This article presents the first meta-analysis documenting the extent of publication selection biases in stated preference estimates of the value of a statistical life (VSL). Stated preference studies fail to overcome the publication biases that affect much of the VSL literature. Such biases account for approximately 90% of the mean value of published VSL estimates in this subset of the literature. The bias is greatest for the largest estimates, possibly because the high-income labor market and stated preference estimates from the USA serve as an anchor for the VSL in other higher income countries. Estimates from lower-income countries exhibit less bias but remain unreliable for benefit-cost analysis. Unlike labor market estimates of the VSL, there is no evidence that any subsample of VSL estimates is free of significant publication selection biases. Although stated preference studies often provide the most readily accessible country-specific VSL estimates, a preferable approach to monetizing mortality risk benefits is to draw on income-adjusted estimates from labor market studies in the USA that use Census of Fatal Occupational Injuries risk data. These estimates lack publication selection effects as well as the limitations that are endemic to stated preference methods.
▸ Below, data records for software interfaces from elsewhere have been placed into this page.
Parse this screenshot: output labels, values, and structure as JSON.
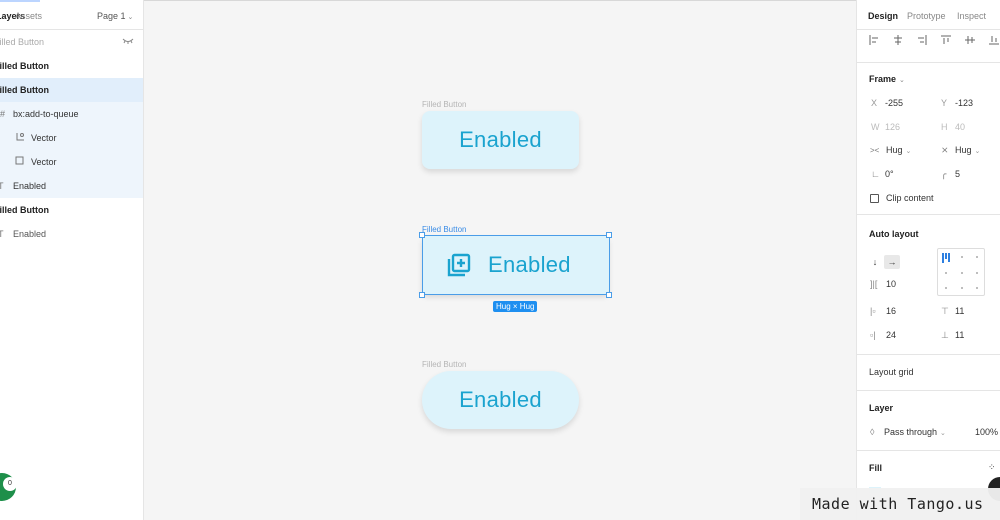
{
  "left_panel": {
    "tabs": {
      "layers": "Layers",
      "assets": "Assets"
    },
    "page": {
      "label": "Page 1",
      "chevron_icon": "chevron-down-icon"
    },
    "layers": [
      {
        "label": "Filled Button",
        "style": "faded",
        "icon": "frame-icon"
      },
      {
        "label": "Filled Button",
        "style": "bold",
        "icon": "frame-icon"
      },
      {
        "label": "Filled Button",
        "style": "bold-selected",
        "icon": "frame-icon"
      },
      {
        "label": "bx:add-to-queue",
        "style": "child",
        "icon": "frame-icon"
      },
      {
        "label": "Vector",
        "style": "child",
        "icon": "vector-icon"
      },
      {
        "label": "Vector",
        "style": "child",
        "icon": "square-icon"
      },
      {
        "label": "Enabled",
        "style": "child",
        "icon": "text-icon"
      },
      {
        "label": "Filled Button",
        "style": "bold",
        "icon": "frame-icon"
      },
      {
        "label": "Enabled",
        "style": "normal",
        "icon": "text-icon"
      }
    ],
    "comment_count": "0"
  },
  "canvas": {
    "frames": [
      {
        "label": "Filled Button",
        "button_text": "Enabled",
        "shape": "rounded-small"
      },
      {
        "label": "Filled Button",
        "button_text": "Enabled",
        "shape": "rounded-small-icon",
        "selected": true
      },
      {
        "label": "Filled Button",
        "button_text": "Enabled",
        "shape": "pill"
      }
    ],
    "size_badge": "Hug × Hug",
    "colors": {
      "button_bg": "#ddf3fb",
      "button_text": "#1aa3cf",
      "selection": "#4a9de8"
    }
  },
  "right_panel": {
    "tabs": [
      "Design",
      "Prototype",
      "Inspect"
    ],
    "frame": {
      "title": "Frame",
      "x_label": "X",
      "x": "-255",
      "y_label": "Y",
      "y": "-123",
      "w_label": "W",
      "w": "126",
      "h_label": "H",
      "h": "40",
      "width_mode": "Hug",
      "height_mode": "Hug",
      "rotation": "0°",
      "radius": "5",
      "clip_content": "Clip content"
    },
    "auto_layout": {
      "title": "Auto layout",
      "spacing": "10",
      "padding_left": "16",
      "padding_top": "11",
      "padding_right": "24",
      "padding_bottom": "11"
    },
    "layout_grid": {
      "title": "Layout grid"
    },
    "layer": {
      "title": "Layer",
      "blend_mode": "Pass through",
      "opacity": "100%"
    },
    "fill": {
      "title": "Fill"
    }
  },
  "watermark": "Made with Tango.us"
}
Journal of Benefit-Cost Analysis
Clayton J. Masterman & W. K. Viscusi,
Publication Selection Biases in Stated Preference Estimates of the Value of a Statistical Life,
J. Benefit-Cost Analysis
Available at: https://digitalcommons.law.buffalo.edu/journal_articles/1197